Oftentimes, the best real estate transactions are when both the buyer and seller feel good about the transaction. In any transaction, most people are looking to maximize their bottom line and don't want to leave money on the table. Of course, the buyer wants something the seller currently has, and the seller is wanting to find a buyer, so both parties should be willing to be flexible in order to accomplish what each party wants to achieve. Seller concessions can be a strategy used by the buyers or the sellers to help get a deal done. Seller concessions are when a seller agrees to pay for something that the buyer is typically responsible for, such as repairs, closing costs, property appraisals, and more.
How do seller concessions work?
Seller concessions can be introduced at any time. For example, some sellers will offer money toward closing costs before the home is even under contract. Seller concessions can also be introduced during negotiations. An example would be the buyer asking the seller to pay for certain repairs that are indicated on the inspection report. Most of the time there is not a direct exchange of money, and adjustments are made before closing on the balance statement and written up as an addendum to the contract.
Can concessions benefit both buyers and sellers?

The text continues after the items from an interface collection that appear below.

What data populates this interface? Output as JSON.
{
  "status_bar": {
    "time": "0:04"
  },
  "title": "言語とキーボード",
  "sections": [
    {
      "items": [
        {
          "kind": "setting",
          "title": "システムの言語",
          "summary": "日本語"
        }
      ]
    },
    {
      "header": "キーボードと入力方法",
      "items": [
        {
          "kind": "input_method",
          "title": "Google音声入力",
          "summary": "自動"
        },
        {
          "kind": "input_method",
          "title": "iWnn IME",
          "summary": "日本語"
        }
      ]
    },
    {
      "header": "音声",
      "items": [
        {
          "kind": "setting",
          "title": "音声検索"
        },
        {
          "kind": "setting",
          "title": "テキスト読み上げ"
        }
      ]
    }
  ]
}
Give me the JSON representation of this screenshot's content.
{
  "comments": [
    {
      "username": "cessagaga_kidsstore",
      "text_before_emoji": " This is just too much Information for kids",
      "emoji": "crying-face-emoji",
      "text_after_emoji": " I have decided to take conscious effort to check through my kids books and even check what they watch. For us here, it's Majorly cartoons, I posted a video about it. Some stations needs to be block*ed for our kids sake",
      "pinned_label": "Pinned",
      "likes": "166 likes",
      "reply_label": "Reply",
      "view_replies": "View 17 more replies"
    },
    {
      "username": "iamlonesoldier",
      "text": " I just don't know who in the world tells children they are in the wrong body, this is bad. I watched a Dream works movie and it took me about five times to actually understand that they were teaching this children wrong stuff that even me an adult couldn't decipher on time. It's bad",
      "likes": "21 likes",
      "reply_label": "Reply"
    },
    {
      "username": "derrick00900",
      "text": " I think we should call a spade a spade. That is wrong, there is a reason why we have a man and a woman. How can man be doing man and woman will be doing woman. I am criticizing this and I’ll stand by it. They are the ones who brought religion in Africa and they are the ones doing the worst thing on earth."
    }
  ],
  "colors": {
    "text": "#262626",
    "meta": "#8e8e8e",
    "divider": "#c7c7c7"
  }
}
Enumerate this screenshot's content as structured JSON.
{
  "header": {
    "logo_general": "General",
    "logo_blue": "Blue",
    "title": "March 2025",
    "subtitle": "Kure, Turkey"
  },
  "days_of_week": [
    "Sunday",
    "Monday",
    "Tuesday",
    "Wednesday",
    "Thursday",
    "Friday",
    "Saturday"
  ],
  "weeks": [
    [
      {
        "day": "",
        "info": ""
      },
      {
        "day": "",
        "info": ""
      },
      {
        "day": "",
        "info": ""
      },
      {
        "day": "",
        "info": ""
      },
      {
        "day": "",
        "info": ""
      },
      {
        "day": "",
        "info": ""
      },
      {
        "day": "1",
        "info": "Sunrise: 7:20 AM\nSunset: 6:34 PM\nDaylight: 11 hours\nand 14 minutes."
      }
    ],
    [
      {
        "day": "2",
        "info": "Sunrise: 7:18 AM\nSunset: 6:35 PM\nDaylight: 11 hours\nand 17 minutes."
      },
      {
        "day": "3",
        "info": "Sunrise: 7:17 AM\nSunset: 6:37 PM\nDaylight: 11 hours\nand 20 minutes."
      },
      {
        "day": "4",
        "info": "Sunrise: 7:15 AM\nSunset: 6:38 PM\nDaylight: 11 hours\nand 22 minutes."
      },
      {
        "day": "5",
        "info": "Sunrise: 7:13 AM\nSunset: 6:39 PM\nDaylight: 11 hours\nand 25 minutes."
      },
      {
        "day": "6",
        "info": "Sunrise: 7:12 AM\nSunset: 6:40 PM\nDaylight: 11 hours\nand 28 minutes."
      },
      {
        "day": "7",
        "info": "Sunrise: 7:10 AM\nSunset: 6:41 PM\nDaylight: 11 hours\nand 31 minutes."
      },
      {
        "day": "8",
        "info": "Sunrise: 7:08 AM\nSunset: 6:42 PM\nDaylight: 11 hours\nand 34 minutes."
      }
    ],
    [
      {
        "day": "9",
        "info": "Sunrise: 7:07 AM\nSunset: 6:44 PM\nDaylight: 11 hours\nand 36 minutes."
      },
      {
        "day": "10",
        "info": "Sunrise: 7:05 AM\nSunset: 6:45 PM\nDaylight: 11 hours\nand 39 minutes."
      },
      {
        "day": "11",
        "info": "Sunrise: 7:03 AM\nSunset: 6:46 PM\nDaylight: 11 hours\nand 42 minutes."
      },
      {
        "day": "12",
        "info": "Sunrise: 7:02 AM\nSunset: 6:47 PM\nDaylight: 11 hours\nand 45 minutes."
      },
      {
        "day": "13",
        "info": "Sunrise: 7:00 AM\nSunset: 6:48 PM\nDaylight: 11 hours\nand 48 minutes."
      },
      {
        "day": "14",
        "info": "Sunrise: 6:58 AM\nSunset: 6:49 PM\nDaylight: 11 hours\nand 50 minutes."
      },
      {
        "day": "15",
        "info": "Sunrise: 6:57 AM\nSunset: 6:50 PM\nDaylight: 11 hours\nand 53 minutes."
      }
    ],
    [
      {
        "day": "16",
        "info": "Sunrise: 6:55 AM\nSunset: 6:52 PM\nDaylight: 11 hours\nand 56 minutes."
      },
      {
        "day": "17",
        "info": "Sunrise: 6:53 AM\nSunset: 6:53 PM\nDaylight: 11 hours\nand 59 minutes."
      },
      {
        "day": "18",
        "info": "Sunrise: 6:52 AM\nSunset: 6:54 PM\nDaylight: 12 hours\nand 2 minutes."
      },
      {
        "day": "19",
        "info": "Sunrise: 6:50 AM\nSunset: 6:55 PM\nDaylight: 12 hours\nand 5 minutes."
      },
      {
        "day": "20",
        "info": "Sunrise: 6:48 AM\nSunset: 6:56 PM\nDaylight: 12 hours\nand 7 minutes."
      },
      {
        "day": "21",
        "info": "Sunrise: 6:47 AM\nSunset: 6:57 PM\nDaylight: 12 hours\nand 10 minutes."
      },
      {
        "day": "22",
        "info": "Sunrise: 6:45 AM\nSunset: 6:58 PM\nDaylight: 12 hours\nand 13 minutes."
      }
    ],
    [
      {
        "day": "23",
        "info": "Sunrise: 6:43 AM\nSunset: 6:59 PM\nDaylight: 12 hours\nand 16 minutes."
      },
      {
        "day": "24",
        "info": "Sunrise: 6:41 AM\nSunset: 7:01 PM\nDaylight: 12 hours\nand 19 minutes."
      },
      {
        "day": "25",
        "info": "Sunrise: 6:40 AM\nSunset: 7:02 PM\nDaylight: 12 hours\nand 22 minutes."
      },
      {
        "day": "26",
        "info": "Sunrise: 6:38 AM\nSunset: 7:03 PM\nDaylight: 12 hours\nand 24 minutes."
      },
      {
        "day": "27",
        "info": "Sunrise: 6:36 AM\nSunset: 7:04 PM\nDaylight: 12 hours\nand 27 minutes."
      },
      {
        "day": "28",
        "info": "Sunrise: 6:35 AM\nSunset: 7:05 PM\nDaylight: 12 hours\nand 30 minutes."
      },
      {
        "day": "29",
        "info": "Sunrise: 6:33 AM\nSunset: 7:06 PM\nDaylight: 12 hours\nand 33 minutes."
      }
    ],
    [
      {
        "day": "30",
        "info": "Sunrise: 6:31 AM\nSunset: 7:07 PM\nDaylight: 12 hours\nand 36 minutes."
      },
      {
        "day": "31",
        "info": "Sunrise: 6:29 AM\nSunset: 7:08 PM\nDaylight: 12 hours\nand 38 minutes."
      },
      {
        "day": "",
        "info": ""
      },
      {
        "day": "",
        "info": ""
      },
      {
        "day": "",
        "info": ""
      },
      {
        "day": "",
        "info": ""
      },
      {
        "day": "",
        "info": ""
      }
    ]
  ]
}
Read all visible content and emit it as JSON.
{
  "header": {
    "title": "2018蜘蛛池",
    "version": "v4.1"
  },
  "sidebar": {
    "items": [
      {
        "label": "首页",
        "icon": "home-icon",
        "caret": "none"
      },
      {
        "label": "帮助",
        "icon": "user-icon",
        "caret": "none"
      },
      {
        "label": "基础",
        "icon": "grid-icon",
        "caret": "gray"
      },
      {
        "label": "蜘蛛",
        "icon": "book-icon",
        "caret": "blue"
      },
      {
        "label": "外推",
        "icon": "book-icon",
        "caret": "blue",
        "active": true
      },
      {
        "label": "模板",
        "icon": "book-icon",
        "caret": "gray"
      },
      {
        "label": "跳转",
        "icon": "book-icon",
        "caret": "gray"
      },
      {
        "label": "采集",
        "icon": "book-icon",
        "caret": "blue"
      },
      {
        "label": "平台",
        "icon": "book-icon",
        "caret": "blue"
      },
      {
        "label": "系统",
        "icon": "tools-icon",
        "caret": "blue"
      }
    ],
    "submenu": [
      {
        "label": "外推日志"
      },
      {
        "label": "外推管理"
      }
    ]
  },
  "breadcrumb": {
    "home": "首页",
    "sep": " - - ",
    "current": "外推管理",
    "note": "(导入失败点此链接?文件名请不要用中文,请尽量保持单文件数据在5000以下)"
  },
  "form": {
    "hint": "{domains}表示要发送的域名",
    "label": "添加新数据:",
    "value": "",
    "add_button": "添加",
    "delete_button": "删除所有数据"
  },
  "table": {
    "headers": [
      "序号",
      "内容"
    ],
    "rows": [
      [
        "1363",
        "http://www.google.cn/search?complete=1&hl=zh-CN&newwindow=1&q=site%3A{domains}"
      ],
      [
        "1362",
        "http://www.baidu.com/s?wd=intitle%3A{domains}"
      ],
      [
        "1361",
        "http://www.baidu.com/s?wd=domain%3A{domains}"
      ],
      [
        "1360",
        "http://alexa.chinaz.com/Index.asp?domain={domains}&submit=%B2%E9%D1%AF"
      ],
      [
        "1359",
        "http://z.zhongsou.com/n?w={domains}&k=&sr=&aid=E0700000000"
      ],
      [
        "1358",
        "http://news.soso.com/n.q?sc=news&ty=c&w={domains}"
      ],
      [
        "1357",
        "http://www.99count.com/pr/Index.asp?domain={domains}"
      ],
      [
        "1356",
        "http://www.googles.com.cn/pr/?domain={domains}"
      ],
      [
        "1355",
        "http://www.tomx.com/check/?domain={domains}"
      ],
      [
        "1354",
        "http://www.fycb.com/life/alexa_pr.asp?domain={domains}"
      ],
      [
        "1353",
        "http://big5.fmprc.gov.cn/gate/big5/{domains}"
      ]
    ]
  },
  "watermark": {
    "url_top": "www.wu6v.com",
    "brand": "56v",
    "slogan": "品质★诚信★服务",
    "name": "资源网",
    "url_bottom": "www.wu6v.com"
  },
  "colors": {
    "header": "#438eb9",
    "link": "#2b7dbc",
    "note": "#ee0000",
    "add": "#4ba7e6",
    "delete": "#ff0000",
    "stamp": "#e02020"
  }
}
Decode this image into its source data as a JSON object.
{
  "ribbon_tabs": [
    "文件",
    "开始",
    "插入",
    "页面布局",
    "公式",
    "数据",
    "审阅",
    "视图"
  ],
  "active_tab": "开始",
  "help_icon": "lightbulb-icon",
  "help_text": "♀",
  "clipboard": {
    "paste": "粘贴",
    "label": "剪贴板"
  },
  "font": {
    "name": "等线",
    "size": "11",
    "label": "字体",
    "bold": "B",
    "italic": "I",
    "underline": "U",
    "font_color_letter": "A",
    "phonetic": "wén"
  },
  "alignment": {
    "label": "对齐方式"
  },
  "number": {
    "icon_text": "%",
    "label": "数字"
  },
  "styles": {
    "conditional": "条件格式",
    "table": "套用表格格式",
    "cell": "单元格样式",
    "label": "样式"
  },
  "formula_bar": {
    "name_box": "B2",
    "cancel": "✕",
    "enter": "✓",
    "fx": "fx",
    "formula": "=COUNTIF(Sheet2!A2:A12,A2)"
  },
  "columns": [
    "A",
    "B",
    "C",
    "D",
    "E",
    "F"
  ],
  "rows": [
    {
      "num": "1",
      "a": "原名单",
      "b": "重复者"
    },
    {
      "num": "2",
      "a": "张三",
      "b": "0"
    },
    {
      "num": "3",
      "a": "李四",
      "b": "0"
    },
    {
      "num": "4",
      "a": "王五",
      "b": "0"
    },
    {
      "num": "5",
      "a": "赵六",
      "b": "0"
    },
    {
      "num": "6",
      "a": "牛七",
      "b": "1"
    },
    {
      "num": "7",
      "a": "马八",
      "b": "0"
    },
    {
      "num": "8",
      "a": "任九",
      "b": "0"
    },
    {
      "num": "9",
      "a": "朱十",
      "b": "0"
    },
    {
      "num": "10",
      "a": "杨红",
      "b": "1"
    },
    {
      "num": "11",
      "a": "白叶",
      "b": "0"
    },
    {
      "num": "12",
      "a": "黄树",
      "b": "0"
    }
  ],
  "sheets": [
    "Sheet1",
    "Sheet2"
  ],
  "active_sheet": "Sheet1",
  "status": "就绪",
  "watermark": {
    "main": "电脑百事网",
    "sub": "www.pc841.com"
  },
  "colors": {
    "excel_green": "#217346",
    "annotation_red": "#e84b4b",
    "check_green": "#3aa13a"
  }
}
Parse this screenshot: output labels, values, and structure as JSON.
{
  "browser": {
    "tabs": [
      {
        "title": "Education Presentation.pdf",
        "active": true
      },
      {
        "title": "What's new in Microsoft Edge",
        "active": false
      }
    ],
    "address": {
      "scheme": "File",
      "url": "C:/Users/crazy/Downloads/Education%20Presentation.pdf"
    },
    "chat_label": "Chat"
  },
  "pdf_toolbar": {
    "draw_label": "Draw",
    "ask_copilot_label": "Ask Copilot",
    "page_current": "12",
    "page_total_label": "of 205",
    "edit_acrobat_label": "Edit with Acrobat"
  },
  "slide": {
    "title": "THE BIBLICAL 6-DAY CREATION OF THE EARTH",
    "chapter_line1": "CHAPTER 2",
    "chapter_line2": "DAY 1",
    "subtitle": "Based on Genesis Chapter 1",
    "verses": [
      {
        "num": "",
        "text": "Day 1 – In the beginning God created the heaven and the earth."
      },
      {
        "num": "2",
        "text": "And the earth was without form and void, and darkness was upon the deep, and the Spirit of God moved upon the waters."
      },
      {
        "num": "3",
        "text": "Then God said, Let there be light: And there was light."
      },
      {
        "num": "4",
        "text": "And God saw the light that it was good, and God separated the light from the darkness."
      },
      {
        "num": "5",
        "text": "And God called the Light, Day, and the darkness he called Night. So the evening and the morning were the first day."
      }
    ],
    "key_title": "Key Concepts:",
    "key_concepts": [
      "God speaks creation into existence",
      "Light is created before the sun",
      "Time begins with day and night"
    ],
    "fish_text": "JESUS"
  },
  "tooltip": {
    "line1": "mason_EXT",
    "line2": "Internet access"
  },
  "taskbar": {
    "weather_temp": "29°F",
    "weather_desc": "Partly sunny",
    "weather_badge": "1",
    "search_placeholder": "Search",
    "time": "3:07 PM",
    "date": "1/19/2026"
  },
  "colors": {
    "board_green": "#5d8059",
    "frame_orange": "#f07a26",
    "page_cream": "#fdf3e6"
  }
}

Mortgage interest rates have certainly slowed down the market and we are seeing a turn from it being a firm seller's market. That said, many buyers are still showing a reluctance to buy. Concessions can benefit both buyers and sellers. Buyers benefit by receiving savings that may make the purchase possible or be the financial incentive to decide to proceed with a purchase. While sellers are contributing money to closing costs or another concession, providing the concessions may be the thing that helped get their home sold, which is a huge benefit to the seller as well. The bottom line is that seller concessions, especially in the current market, are a win-win for both sides!